Thanks to Illuminated Heritage for pointing out that Stanford has placed online a Copyright Renewal Database. Included are books published in the U. S. between 1923 and 1963 whose copyrights were renewed between 1950 and 1993 (records since 1978 were already searchable).
Anyone who transcribes data to place online should be aware that anything published before 1923 is fair game, but works from 1923 onwards may still be protected. Here's a snippet from elsewhere on Stanford's excellent copyright site:

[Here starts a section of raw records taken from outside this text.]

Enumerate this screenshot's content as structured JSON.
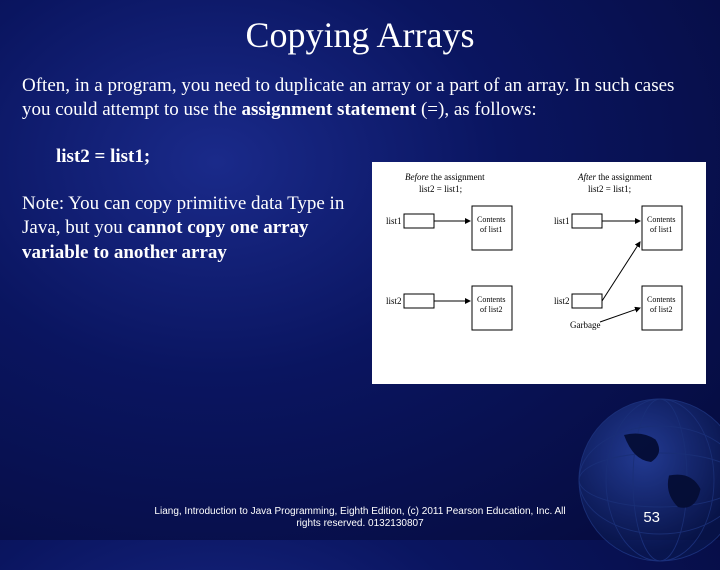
{
  "title": "Copying Arrays",
  "para1_a": "Often, in a program, you need to duplicate an array or a part of an array. In such cases you could attempt to use the ",
  "para1_b": "assignment statement ",
  "para1_c": "(=), as follows:",
  "code": "list2 = list1;",
  "note_a": "Note: You can copy primitive data Type in Java, but you ",
  "note_b": "cannot copy one array variable to another array",
  "diagram": {
    "before_label_a": "Before",
    "before_label_b": " the assignment",
    "after_label_a": "After",
    "after_label_b": " the assignment",
    "stmt": "list2 = list1;",
    "list1": "list1",
    "list2": "list2",
    "contents1": "Contents",
    "contents1b": "of list1",
    "contents2": "Contents",
    "contents2b": "of list2",
    "garbage": "Garbage"
  },
  "footer_a": "Liang, Introduction to Java Programming, Eighth Edition, (c) 2011 Pearson Education, Inc. All",
  "footer_b": "rights reserved. 0132130807",
  "page": "53"
}
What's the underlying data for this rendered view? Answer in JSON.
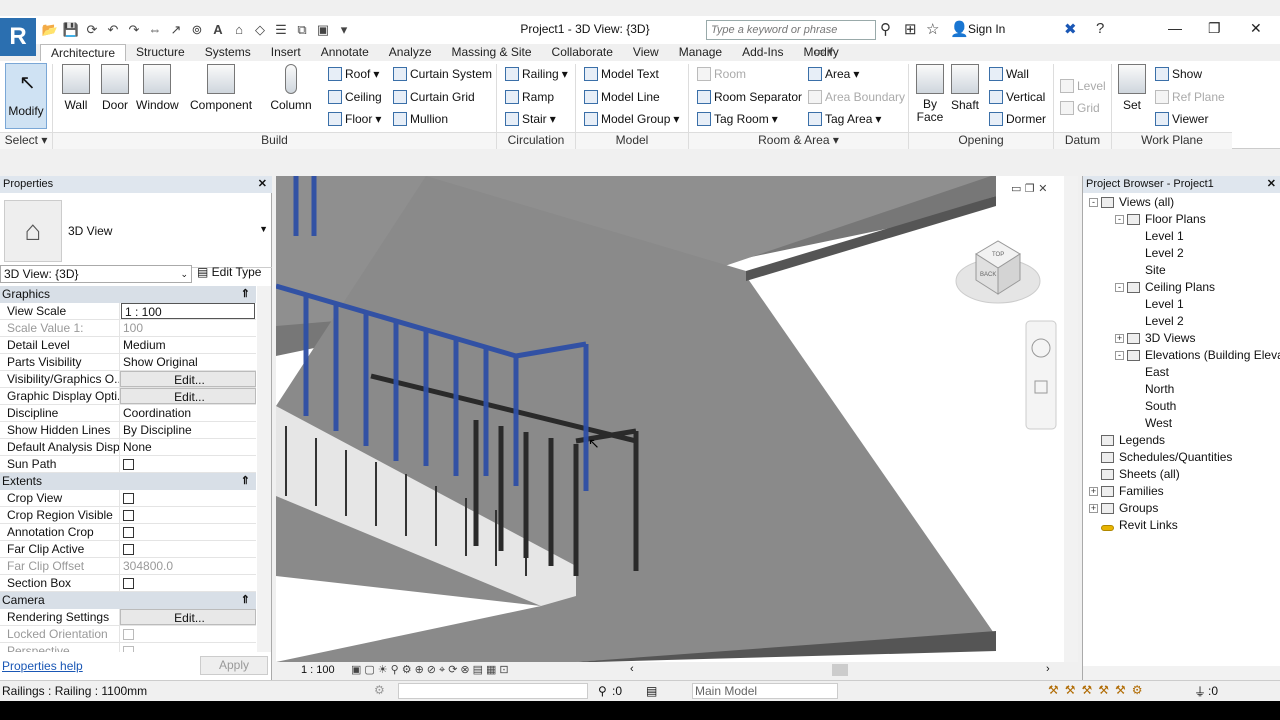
{
  "app": {
    "logo": "R",
    "doc_title": "Project1 - 3D View: {3D}"
  },
  "search": {
    "placeholder": "Type a keyword or phrase"
  },
  "signin": "Sign In",
  "tabs": [
    "Architecture",
    "Structure",
    "Systems",
    "Insert",
    "Annotate",
    "Analyze",
    "Massing & Site",
    "Collaborate",
    "View",
    "Manage",
    "Add-Ins",
    "Modify"
  ],
  "ribbon": {
    "modify": "Modify",
    "select": "Select",
    "build": {
      "wall": "Wall",
      "door": "Door",
      "window": "Window",
      "component": "Component",
      "column": "Column",
      "roof": "Roof",
      "ceiling": "Ceiling",
      "floor": "Floor",
      "curtain_system": "Curtain System",
      "curtain_grid": "Curtain Grid",
      "mullion": "Mullion",
      "label": "Build"
    },
    "circulation": {
      "railing": "Railing",
      "ramp": "Ramp",
      "stair": "Stair",
      "label": "Circulation"
    },
    "model": {
      "model_text": "Model Text",
      "model_line": "Model Line",
      "model_group": "Model Group",
      "label": "Model"
    },
    "room_area": {
      "room": "Room",
      "room_separator": "Room Separator",
      "tag_room": "Tag Room",
      "area": "Area",
      "area_boundary": "Area Boundary",
      "tag_area": "Tag Area",
      "label": "Room & Area"
    },
    "opening": {
      "by_face_1": "By",
      "by_face_2": "Face",
      "shaft": "Shaft",
      "wall": "Wall",
      "vertical": "Vertical",
      "dormer": "Dormer",
      "label": "Opening"
    },
    "datum": {
      "level": "Level",
      "grid": "Grid",
      "label": "Datum"
    },
    "work_plane": {
      "set": "Set",
      "show": "Show",
      "ref_plane": "Ref Plane",
      "viewer": "Viewer",
      "label": "Work Plane"
    }
  },
  "properties": {
    "title": "Properties",
    "type_name": "3D View",
    "filter": "3D View: {3D}",
    "edit_type": "Edit Type",
    "groups": [
      {
        "name": "Graphics",
        "rows": [
          {
            "k": "View Scale",
            "v": "1 : 100",
            "style": "box"
          },
          {
            "k": "Scale Value    1:",
            "v": "100",
            "style": "dis"
          },
          {
            "k": "Detail Level",
            "v": "Medium"
          },
          {
            "k": "Parts Visibility",
            "v": "Show Original"
          },
          {
            "k": "Visibility/Graphics O...",
            "v": "Edit...",
            "style": "btn"
          },
          {
            "k": "Graphic Display Opti...",
            "v": "Edit...",
            "style": "btn"
          },
          {
            "k": "Discipline",
            "v": "Coordination"
          },
          {
            "k": "Show Hidden Lines",
            "v": "By Discipline"
          },
          {
            "k": "Default Analysis Disp...",
            "v": "None"
          },
          {
            "k": "Sun Path",
            "v": "",
            "style": "cb"
          }
        ]
      },
      {
        "name": "Extents",
        "rows": [
          {
            "k": "Crop View",
            "v": "",
            "style": "cb"
          },
          {
            "k": "Crop Region Visible",
            "v": "",
            "style": "cb"
          },
          {
            "k": "Annotation Crop",
            "v": "",
            "style": "cb"
          },
          {
            "k": "Far Clip Active",
            "v": "",
            "style": "cb"
          },
          {
            "k": "Far Clip Offset",
            "v": "304800.0",
            "style": "dis"
          },
          {
            "k": "Section Box",
            "v": "",
            "style": "cb"
          }
        ]
      },
      {
        "name": "Camera",
        "rows": [
          {
            "k": "Rendering Settings",
            "v": "Edit...",
            "style": "btn"
          },
          {
            "k": "Locked Orientation",
            "v": "",
            "style": "discb"
          },
          {
            "k": "Perspective",
            "v": "",
            "style": "discb"
          }
        ]
      }
    ],
    "help": "Properties help",
    "apply": "Apply"
  },
  "viewcube": {
    "top": "TOP",
    "back": "BACK"
  },
  "view_scale": "1 : 100",
  "project_browser": {
    "title": "Project Browser - Project1",
    "items": [
      {
        "label": "Views (all)",
        "level": 0,
        "tog": "-"
      },
      {
        "label": "Floor Plans",
        "level": 1,
        "tog": "-"
      },
      {
        "label": "Level 1",
        "level": 2
      },
      {
        "label": "Level 2",
        "level": 2
      },
      {
        "label": "Site",
        "level": 2
      },
      {
        "label": "Ceiling Plans",
        "level": 1,
        "tog": "-"
      },
      {
        "label": "Level 1",
        "level": 2
      },
      {
        "label": "Level 2",
        "level": 2
      },
      {
        "label": "3D Views",
        "level": 1,
        "tog": "+"
      },
      {
        "label": "Elevations (Building Elevation)",
        "level": 1,
        "tog": "-"
      },
      {
        "label": "East",
        "level": 2
      },
      {
        "label": "North",
        "level": 2
      },
      {
        "label": "South",
        "level": 2
      },
      {
        "label": "West",
        "level": 2
      },
      {
        "label": "Legends",
        "level": 0,
        "icon": true
      },
      {
        "label": "Schedules/Quantities",
        "level": 0,
        "icon": true
      },
      {
        "label": "Sheets (all)",
        "level": 0,
        "icon": true
      },
      {
        "label": "Families",
        "level": 0,
        "tog": "+",
        "icon": true
      },
      {
        "label": "Groups",
        "level": 0,
        "tog": "+",
        "icon": true
      },
      {
        "label": "Revit Links",
        "level": 0,
        "link": true
      }
    ]
  },
  "status": {
    "text": "Railings : Railing : 1100mm",
    "zero": ":0",
    "model": "Main Model",
    "filter_count": ":0"
  },
  "colors": {
    "railing_selected": "#2e4fa6",
    "slab": "#8c8c8c",
    "stair": "#4a4a4a"
  }
}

Thousands of works published in the United States before 1964 fell into the public domain because the copyright was not timely renewed under the law in effect at that time. If a work was first published before 1964, the owner had to file a renewal with the Copyright Office during the 28th year after publication. No renewal meant a loss of copyright. [Link]If a work does appear in the database, that means it is protected for an additional 95 years from the date of renewal. A quick check of the database confirms what common sense would suggest: most family histories and locally-produced town histories published before 1964 are in the public domain, and now belong to us all.